- [What you are asked to do]: An exact copy of every record is needed, with all pictures omitted.

- [Data]:
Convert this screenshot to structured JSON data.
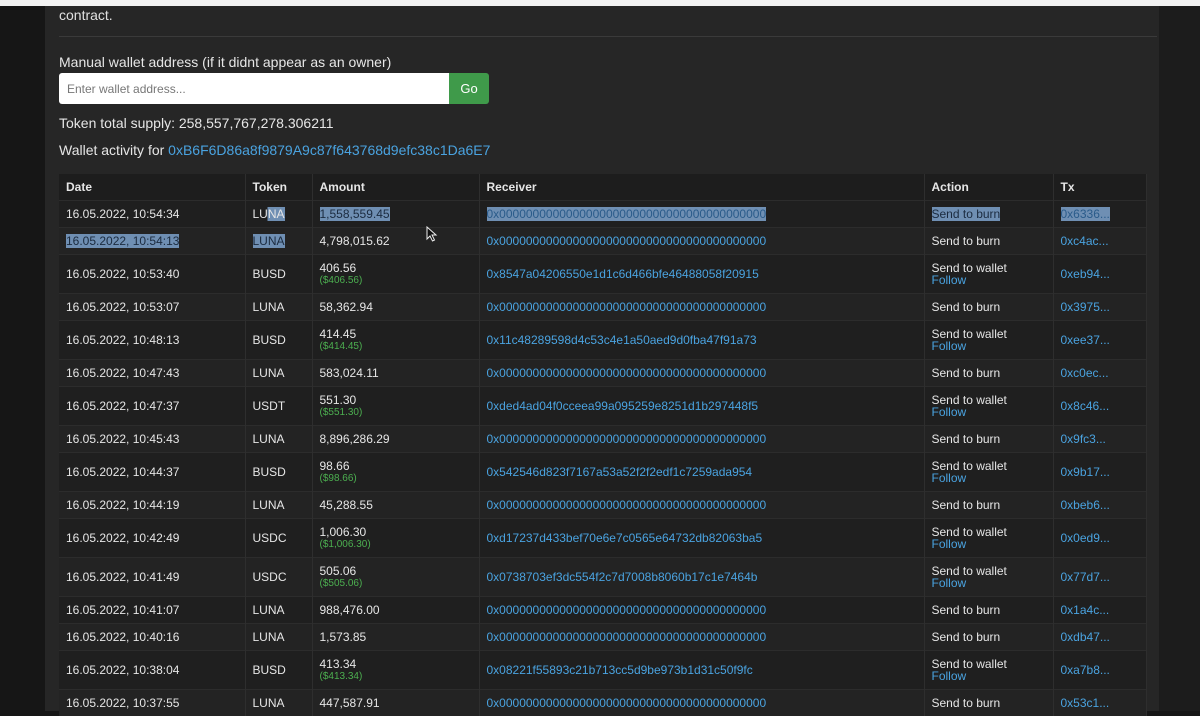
{
  "header": {
    "contract_text": "contract.",
    "manual_label": "Manual wallet address (if it didnt appear as an owner)",
    "input_placeholder": "Enter wallet address...",
    "go_label": "Go",
    "supply_label": "Token total supply:",
    "supply_value": "258,557,767,278.306211",
    "activity_label": "Wallet activity for",
    "wallet_address": "0xB6F6D86a8f9879A9c87f643768d9efc38c1Da6E7"
  },
  "table": {
    "columns": [
      "Date",
      "Token",
      "Amount",
      "Receiver",
      "Action",
      "Tx"
    ],
    "follow_label": "Follow",
    "rows": [
      {
        "date": "16.05.2022, 10:54:34",
        "token": "LUNA",
        "amount": "1,558,559.45",
        "usd": "",
        "receiver": "0x0000000000000000000000000000000000000000",
        "action": "Send to burn",
        "follow": false,
        "tx": "0x6336...",
        "highlight": "row1"
      },
      {
        "date": "16.05.2022, 10:54:13",
        "token": "LUNA",
        "amount": "4,798,015.62",
        "usd": "",
        "receiver": "0x0000000000000000000000000000000000000000",
        "action": "Send to burn",
        "follow": false,
        "tx": "0xc4ac...",
        "highlight": "row2"
      },
      {
        "date": "16.05.2022, 10:53:40",
        "token": "BUSD",
        "amount": "406.56",
        "usd": "($406.56)",
        "receiver": "0x8547a04206550e1d1c6d466bfe46488058f20915",
        "action": "Send to wallet",
        "follow": true,
        "tx": "0xeb94..."
      },
      {
        "date": "16.05.2022, 10:53:07",
        "token": "LUNA",
        "amount": "58,362.94",
        "usd": "",
        "receiver": "0x0000000000000000000000000000000000000000",
        "action": "Send to burn",
        "follow": false,
        "tx": "0x3975..."
      },
      {
        "date": "16.05.2022, 10:48:13",
        "token": "BUSD",
        "amount": "414.45",
        "usd": "($414.45)",
        "receiver": "0x11c48289598d4c53c4e1a50aed9d0fba47f91a73",
        "action": "Send to wallet",
        "follow": true,
        "tx": "0xee37..."
      },
      {
        "date": "16.05.2022, 10:47:43",
        "token": "LUNA",
        "amount": "583,024.11",
        "usd": "",
        "receiver": "0x0000000000000000000000000000000000000000",
        "action": "Send to burn",
        "follow": false,
        "tx": "0xc0ec..."
      },
      {
        "date": "16.05.2022, 10:47:37",
        "token": "USDT",
        "amount": "551.30",
        "usd": "($551.30)",
        "receiver": "0xded4ad04f0cceea99a095259e8251d1b297448f5",
        "action": "Send to wallet",
        "follow": true,
        "tx": "0x8c46..."
      },
      {
        "date": "16.05.2022, 10:45:43",
        "token": "LUNA",
        "amount": "8,896,286.29",
        "usd": "",
        "receiver": "0x0000000000000000000000000000000000000000",
        "action": "Send to burn",
        "follow": false,
        "tx": "0x9fc3..."
      },
      {
        "date": "16.05.2022, 10:44:37",
        "token": "BUSD",
        "amount": "98.66",
        "usd": "($98.66)",
        "receiver": "0x542546d823f7167a53a52f2f2edf1c7259ada954",
        "action": "Send to wallet",
        "follow": true,
        "tx": "0x9b17..."
      },
      {
        "date": "16.05.2022, 10:44:19",
        "token": "LUNA",
        "amount": "45,288.55",
        "usd": "",
        "receiver": "0x0000000000000000000000000000000000000000",
        "action": "Send to burn",
        "follow": false,
        "tx": "0xbeb6..."
      },
      {
        "date": "16.05.2022, 10:42:49",
        "token": "USDC",
        "amount": "1,006.30",
        "usd": "($1,006.30)",
        "receiver": "0xd17237d433bef70e6e7c0565e64732db82063ba5",
        "action": "Send to wallet",
        "follow": true,
        "tx": "0x0ed9..."
      },
      {
        "date": "16.05.2022, 10:41:49",
        "token": "USDC",
        "amount": "505.06",
        "usd": "($505.06)",
        "receiver": "0x0738703ef3dc554f2c7d7008b8060b17c1e7464b",
        "action": "Send to wallet",
        "follow": true,
        "tx": "0x77d7..."
      },
      {
        "date": "16.05.2022, 10:41:07",
        "token": "LUNA",
        "amount": "988,476.00",
        "usd": "",
        "receiver": "0x0000000000000000000000000000000000000000",
        "action": "Send to burn",
        "follow": false,
        "tx": "0x1a4c..."
      },
      {
        "date": "16.05.2022, 10:40:16",
        "token": "LUNA",
        "amount": "1,573.85",
        "usd": "",
        "receiver": "0x0000000000000000000000000000000000000000",
        "action": "Send to burn",
        "follow": false,
        "tx": "0xdb47..."
      },
      {
        "date": "16.05.2022, 10:38:04",
        "token": "BUSD",
        "amount": "413.34",
        "usd": "($413.34)",
        "receiver": "0x08221f55893c21b713cc5d9be973b1d31c50f9fc",
        "action": "Send to wallet",
        "follow": true,
        "tx": "0xa7b8..."
      },
      {
        "date": "16.05.2022, 10:37:55",
        "token": "LUNA",
        "amount": "447,587.91",
        "usd": "",
        "receiver": "0x0000000000000000000000000000000000000000",
        "action": "Send to burn",
        "follow": false,
        "tx": "0x53c1..."
      }
    ]
  },
  "colors": {
    "link": "#4aa3e0",
    "usd": "#4caf50",
    "go_button": "#3f9a4a",
    "selection": "#6f8fb3"
  },
  "icons": {
    "cursor": "mouse-pointer-icon"
  }
}
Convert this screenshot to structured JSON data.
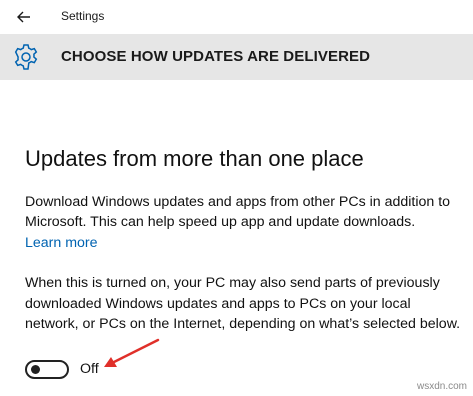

- [Problem solution]:
Convert this screenshot to structured JSON data.
{
  "header": {
    "contract_text": "contract.",
    "manual_label": "Manual wallet address (if it didnt appear as an owner)",
    "input_placeholder": "Enter wallet address...",
    "go_label": "Go",
    "supply_label": "Token total supply:",
    "supply_value": "258,557,767,278.306211",
    "activity_label": "Wallet activity for",
    "wallet_address": "0xB6F6D86a8f9879A9c87f643768d9efc38c1Da6E7"
  },
  "table": {
    "columns": [
      "Date",
      "Token",
      "Amount",
      "Receiver",
      "Action",
      "Tx"
    ],
    "follow_label": "Follow",
    "rows": [
      {
        "date": "16.05.2022, 10:54:34",
        "token": "LUNA",
        "amount": "1,558,559.45",
        "usd": "",
        "receiver": "0x0000000000000000000000000000000000000000",
        "action": "Send to burn",
        "follow": false,
        "tx": "0x6336...",
        "highlight": "row1"
      },
      {
        "date": "16.05.2022, 10:54:13",
        "token": "LUNA",
        "amount": "4,798,015.62",
        "usd": "",
        "receiver": "0x0000000000000000000000000000000000000000",
        "action": "Send to burn",
        "follow": false,
        "tx": "0xc4ac...",
        "highlight": "row2"
      },
      {
        "date": "16.05.2022, 10:53:40",
        "token": "BUSD",
        "amount": "406.56",
        "usd": "($406.56)",
        "receiver": "0x8547a04206550e1d1c6d466bfe46488058f20915",
        "action": "Send to wallet",
        "follow": true,
        "tx": "0xeb94..."
      },
      {
        "date": "16.05.2022, 10:53:07",
        "token": "LUNA",
        "amount": "58,362.94",
        "usd": "",
        "receiver": "0x0000000000000000000000000000000000000000",
        "action": "Send to burn",
        "follow": false,
        "tx": "0x3975..."
      },
      {
        "date": "16.05.2022, 10:48:13",
        "token": "BUSD",
        "amount": "414.45",
        "usd": "($414.45)",
        "receiver": "0x11c48289598d4c53c4e1a50aed9d0fba47f91a73",
        "action": "Send to wallet",
        "follow": true,
        "tx": "0xee37..."
      },
      {
        "date": "16.05.2022, 10:47:43",
        "token": "LUNA",
        "amount": "583,024.11",
        "usd": "",
        "receiver": "0x0000000000000000000000000000000000000000",
        "action": "Send to burn",
        "follow": false,
        "tx": "0xc0ec..."
      },
      {
        "date": "16.05.2022, 10:47:37",
        "token": "USDT",
        "amount": "551.30",
        "usd": "($551.30)",
        "receiver": "0xded4ad04f0cceea99a095259e8251d1b297448f5",
        "action": "Send to wallet",
        "follow": true,
        "tx": "0x8c46..."
      },
      {
        "date": "16.05.2022, 10:45:43",
        "token": "LUNA",
        "amount": "8,896,286.29",
        "usd": "",
        "receiver": "0x0000000000000000000000000000000000000000",
        "action": "Send to burn",
        "follow": false,
        "tx": "0x9fc3..."
      },
      {
        "date": "16.05.2022, 10:44:37",
        "token": "BUSD",
        "amount": "98.66",
        "usd": "($98.66)",
        "receiver": "0x542546d823f7167a53a52f2f2edf1c7259ada954",
        "action": "Send to wallet",
        "follow": true,
        "tx": "0x9b17..."
      },
      {
        "date": "16.05.2022, 10:44:19",
        "token": "LUNA",
        "amount": "45,288.55",
        "usd": "",
        "receiver": "0x0000000000000000000000000000000000000000",
        "action": "Send to burn",
        "follow": false,
        "tx": "0xbeb6..."
      },
      {
        "date": "16.05.2022, 10:42:49",
        "token": "USDC",
        "amount": "1,006.30",
        "usd": "($1,006.30)",
        "receiver": "0xd17237d433bef70e6e7c0565e64732db82063ba5",
        "action": "Send to wallet",
        "follow": true,
        "tx": "0x0ed9..."
      },
      {
        "date": "16.05.2022, 10:41:49",
        "token": "USDC",
        "amount": "505.06",
        "usd": "($505.06)",
        "receiver": "0x0738703ef3dc554f2c7d7008b8060b17c1e7464b",
        "action": "Send to wallet",
        "follow": true,
        "tx": "0x77d7..."
      },
      {
        "date": "16.05.2022, 10:41:07",
        "token": "LUNA",
        "amount": "988,476.00",
        "usd": "",
        "receiver": "0x0000000000000000000000000000000000000000",
        "action": "Send to burn",
        "follow": false,
        "tx": "0x1a4c..."
      },
      {
        "date": "16.05.2022, 10:40:16",
        "token": "LUNA",
        "amount": "1,573.85",
        "usd": "",
        "receiver": "0x0000000000000000000000000000000000000000",
        "action": "Send to burn",
        "follow": false,
        "tx": "0xdb47..."
      },
      {
        "date": "16.05.2022, 10:38:04",
        "token": "BUSD",
        "amount": "413.34",
        "usd": "($413.34)",
        "receiver": "0x08221f55893c21b713cc5d9be973b1d31c50f9fc",
        "action": "Send to wallet",
        "follow": true,
        "tx": "0xa7b8..."
      },
      {
        "date": "16.05.2022, 10:37:55",
        "token": "LUNA",
        "amount": "447,587.91",
        "usd": "",
        "receiver": "0x0000000000000000000000000000000000000000",
        "action": "Send to burn",
        "follow": false,
        "tx": "0x53c1..."
      }
    ]
  },
  "colors": {
    "link": "#4aa3e0",
    "usd": "#4caf50",
    "go_button": "#3f9a4a",
    "selection": "#6f8fb3"
  },
  "icons": {
    "cursor": "mouse-pointer-icon"
  }
}
Convert this screenshot to structured JSON data.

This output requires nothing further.